People that banks view as creditworthy customers can borrow funds at a low interest rate known as the prime rate. Credit scores range from 300 to 850, and in order to qualify for prime rate loans, borrowers must have credit scores of at least 620, although many lenders require borrowers to have scores in excess of 700 to get the lowest rate loans. Consequently, people with credit scores below 620 are commonly described as subprime borrowers.
While most lenders refuse to finance cars for subprime borrowers, some lenders do write loans for these borrowers but counter the default risk by charging high interest rates. The interest rates on subprime loans are often two or three times higher than the rates available on prime loans. High rates result in high monthly payments, and therefore people who have struggled in the past to manage their finances end up having to pay more to borrow than people who have fewer money problems.
Lenders have to raise money to write subprime loans, but few banks are willing to lend funds to institutions to fund subprime lending because of the risks involved. Therefore, subprime auto lenders usually rely on borrowing money from investors. Bonds are sold against funds that contain subprime car loans and the interest payments on the loans are passed onto the bond holders as monthly bond payments. Some investors view these high yield bonds as a good alternative to more conservative income generating investment options.
Some subprime lenders even report subprime loans to credit reporting agencies, so even if you make your payments on time, you do not improve your credit standing. If you cannot qualify for a car loan due to your credit score, you can attempt to find a co-signer with good credit who can co-sign your application and improve your chances of obtaining a prime loan.
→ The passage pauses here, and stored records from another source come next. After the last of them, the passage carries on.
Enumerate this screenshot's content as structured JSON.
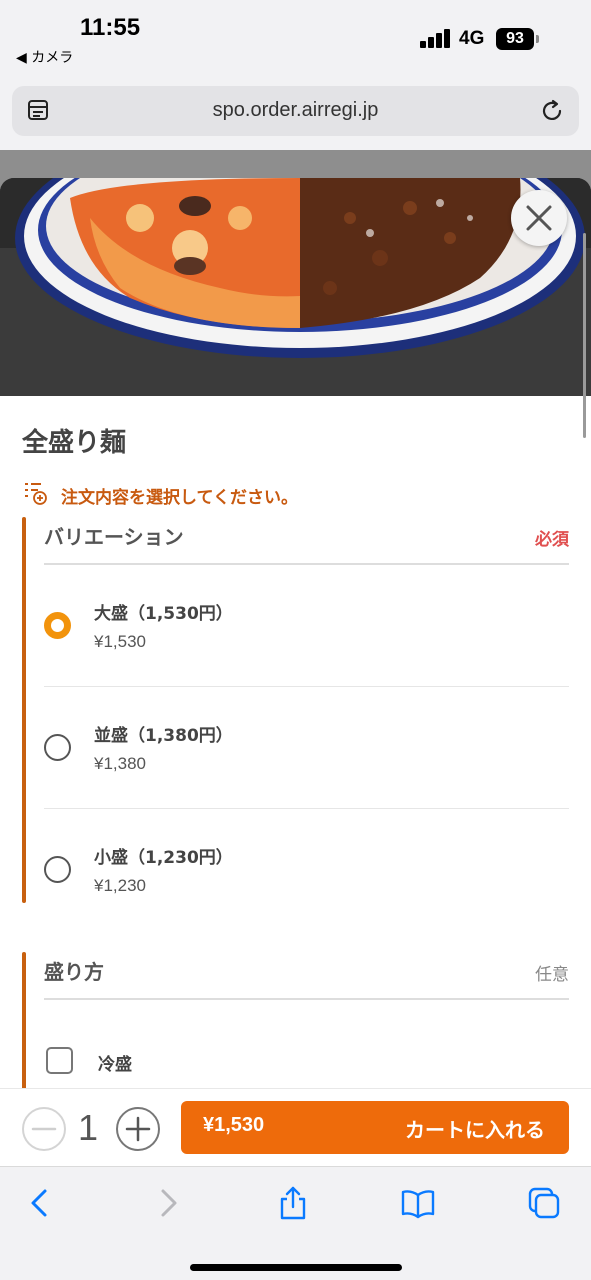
{
  "status": {
    "time": "11:55",
    "back_app": "◀ カメラ",
    "network": "4G",
    "battery": "93"
  },
  "browser": {
    "url": "spo.order.airregi.jp"
  },
  "item": {
    "title": "全盛り麺",
    "hint": "注文内容を選択してください。"
  },
  "variation": {
    "title": "バリエーション",
    "badge": "必須",
    "options": [
      {
        "name": "大盛（1,530円）",
        "price": "¥1,530",
        "selected": true
      },
      {
        "name": "並盛（1,380円）",
        "price": "¥1,380",
        "selected": false
      },
      {
        "name": "小盛（1,230円）",
        "price": "¥1,230",
        "selected": false
      }
    ]
  },
  "serving": {
    "title": "盛り方",
    "badge": "任意",
    "options": [
      {
        "name": "冷盛",
        "checked": false
      }
    ]
  },
  "cart": {
    "quantity": "1",
    "price": "¥1,530",
    "label": "カートに入れる"
  },
  "colors": {
    "accent": "#ee6b0b",
    "section_bar": "#c8600f",
    "required": "#e05050",
    "radio_selected": "#f2930c",
    "ios_blue": "#0a7aff"
  },
  "icons": [
    "tabs-icon",
    "reload-icon",
    "close-icon",
    "list-add-icon",
    "minus-icon",
    "plus-icon",
    "back-icon",
    "forward-icon",
    "share-icon",
    "bookmarks-icon",
    "tabs-overview-icon"
  ]
}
Alternatively, rather than agreeing to high loan payments, you could first try and settle your delinquent debts as doing so should improve your credit score and lower your borrowing costs.